The whole listing, pictures aside, should be reproduced exactly.

[Information supplied Boundary: Start]

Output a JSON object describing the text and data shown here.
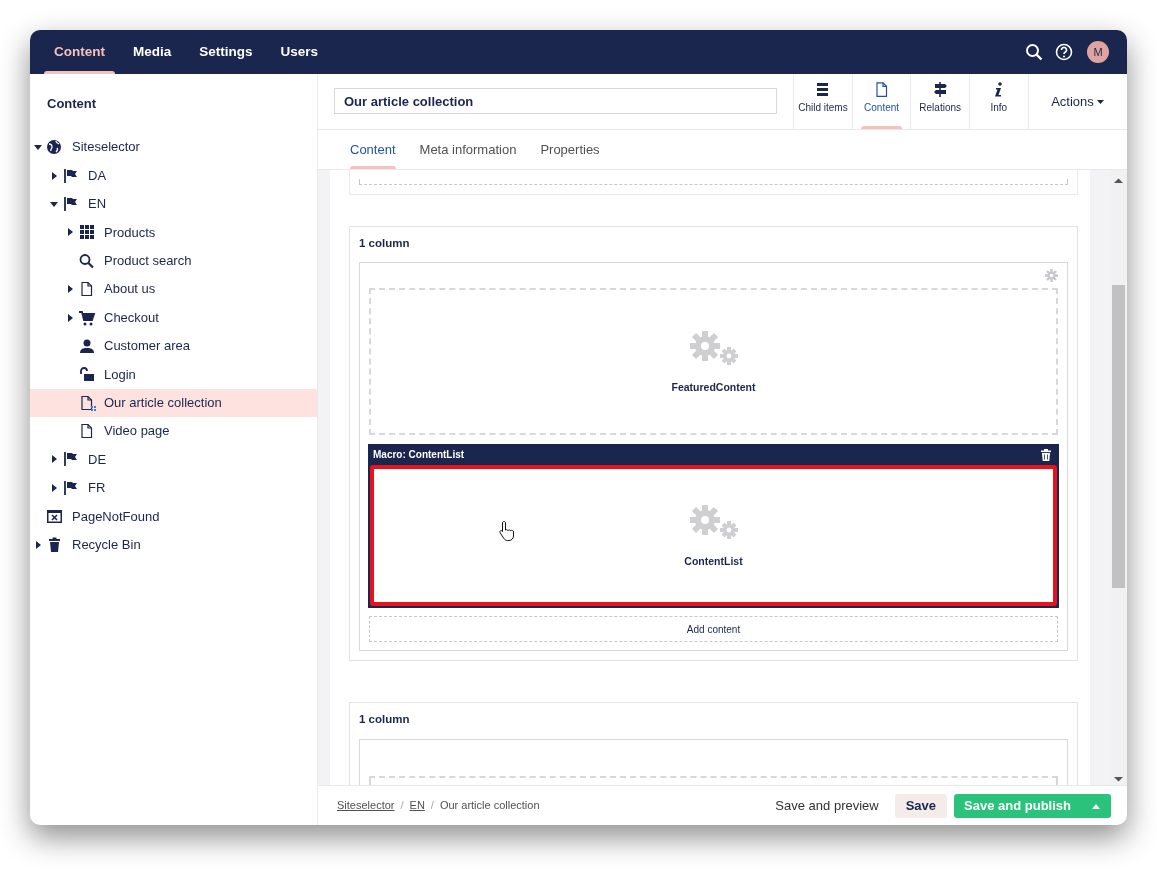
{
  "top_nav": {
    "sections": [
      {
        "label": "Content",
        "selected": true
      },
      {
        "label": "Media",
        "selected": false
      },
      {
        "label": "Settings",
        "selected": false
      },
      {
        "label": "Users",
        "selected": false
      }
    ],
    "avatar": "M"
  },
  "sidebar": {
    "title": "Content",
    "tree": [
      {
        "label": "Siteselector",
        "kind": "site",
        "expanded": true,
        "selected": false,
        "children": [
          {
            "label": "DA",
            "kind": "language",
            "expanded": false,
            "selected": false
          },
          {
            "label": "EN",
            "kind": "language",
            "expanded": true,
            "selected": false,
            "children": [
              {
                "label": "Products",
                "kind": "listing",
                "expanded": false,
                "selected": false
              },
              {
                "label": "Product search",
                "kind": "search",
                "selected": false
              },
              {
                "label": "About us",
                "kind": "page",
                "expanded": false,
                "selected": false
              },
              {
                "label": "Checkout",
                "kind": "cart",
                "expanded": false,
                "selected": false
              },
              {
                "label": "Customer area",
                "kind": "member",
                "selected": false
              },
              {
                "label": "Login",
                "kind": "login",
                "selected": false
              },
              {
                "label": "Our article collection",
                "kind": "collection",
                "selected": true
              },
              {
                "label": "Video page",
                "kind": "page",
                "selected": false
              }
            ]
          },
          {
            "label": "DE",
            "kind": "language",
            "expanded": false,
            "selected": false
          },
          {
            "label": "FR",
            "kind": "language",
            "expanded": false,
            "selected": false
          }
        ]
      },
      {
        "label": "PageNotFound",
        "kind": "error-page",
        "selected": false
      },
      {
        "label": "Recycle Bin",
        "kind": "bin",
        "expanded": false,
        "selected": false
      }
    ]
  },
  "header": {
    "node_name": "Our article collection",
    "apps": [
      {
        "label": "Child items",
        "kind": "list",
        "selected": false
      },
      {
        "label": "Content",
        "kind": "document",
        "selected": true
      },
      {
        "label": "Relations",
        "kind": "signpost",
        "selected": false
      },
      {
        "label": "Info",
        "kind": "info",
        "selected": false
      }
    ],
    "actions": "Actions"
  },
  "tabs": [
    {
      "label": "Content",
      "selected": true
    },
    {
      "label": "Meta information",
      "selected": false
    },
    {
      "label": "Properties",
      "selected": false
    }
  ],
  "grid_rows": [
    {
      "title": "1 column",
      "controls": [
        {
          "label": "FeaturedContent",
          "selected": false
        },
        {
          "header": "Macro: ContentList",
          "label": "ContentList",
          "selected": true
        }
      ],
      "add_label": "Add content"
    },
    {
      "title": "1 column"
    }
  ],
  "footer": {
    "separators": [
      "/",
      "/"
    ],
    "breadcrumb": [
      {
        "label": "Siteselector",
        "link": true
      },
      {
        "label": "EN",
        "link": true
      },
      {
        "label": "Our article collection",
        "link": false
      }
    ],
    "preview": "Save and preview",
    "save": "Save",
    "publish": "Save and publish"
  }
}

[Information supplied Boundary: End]

** Task response **
Output a JSON object describing the text and data shown here.
{
  "top_nav": {
    "sections": [
      {
        "label": "Content",
        "selected": true
      },
      {
        "label": "Media",
        "selected": false
      },
      {
        "label": "Settings",
        "selected": false
      },
      {
        "label": "Users",
        "selected": false
      }
    ],
    "avatar": "M"
  },
  "sidebar": {
    "title": "Content",
    "tree": [
      {
        "label": "Siteselector",
        "kind": "site",
        "expanded": true,
        "selected": false,
        "children": [
          {
            "label": "DA",
            "kind": "language",
            "expanded": false,
            "selected": false
          },
          {
            "label": "EN",
            "kind": "language",
            "expanded": true,
            "selected": false,
            "children": [
              {
                "label": "Products",
                "kind": "listing",
                "expanded": false,
                "selected": false
              },
              {
                "label": "Product search",
                "kind": "search",
                "selected": false
              },
              {
                "label": "About us",
                "kind": "page",
                "expanded": false,
                "selected": false
              },
              {
                "label": "Checkout",
                "kind": "cart",
                "expanded": false,
                "selected": false
              },
              {
                "label": "Customer area",
                "kind": "member",
                "selected": false
              },
              {
                "label": "Login",
                "kind": "login",
                "selected": false
              },
              {
                "label": "Our article collection",
                "kind": "collection",
                "selected": true
              },
              {
                "label": "Video page",
                "kind": "page",
                "selected": false
              }
            ]
          },
          {
            "label": "DE",
            "kind": "language",
            "expanded": false,
            "selected": false
          },
          {
            "label": "FR",
            "kind": "language",
            "expanded": false,
            "selected": false
          }
        ]
      },
      {
        "label": "PageNotFound",
        "kind": "error-page",
        "selected": false
      },
      {
        "label": "Recycle Bin",
        "kind": "bin",
        "expanded": false,
        "selected": false
      }
    ]
  },
  "header": {
    "node_name": "Our article collection",
    "apps": [
      {
        "label": "Child items",
        "kind": "list",
        "selected": false
      },
      {
        "label": "Content",
        "kind": "document",
        "selected": true
      },
      {
        "label": "Relations",
        "kind": "signpost",
        "selected": false
      },
      {
        "label": "Info",
        "kind": "info",
        "selected": false
      }
    ],
    "actions": "Actions"
  },
  "tabs": [
    {
      "label": "Content",
      "selected": true
    },
    {
      "label": "Meta information",
      "selected": false
    },
    {
      "label": "Properties",
      "selected": false
    }
  ],
  "grid_rows": [
    {
      "title": "1 column",
      "controls": [
        {
          "label": "FeaturedContent",
          "selected": false
        },
        {
          "header": "Macro: ContentList",
          "label": "ContentList",
          "selected": true
        }
      ],
      "add_label": "Add content"
    },
    {
      "title": "1 column"
    }
  ],
  "footer": {
    "separators": [
      "/",
      "/"
    ],
    "breadcrumb": [
      {
        "label": "Siteselector",
        "link": true
      },
      {
        "label": "EN",
        "link": true
      },
      {
        "label": "Our article collection",
        "link": false
      }
    ],
    "preview": "Save and preview",
    "save": "Save",
    "publish": "Save and publish"
  }
}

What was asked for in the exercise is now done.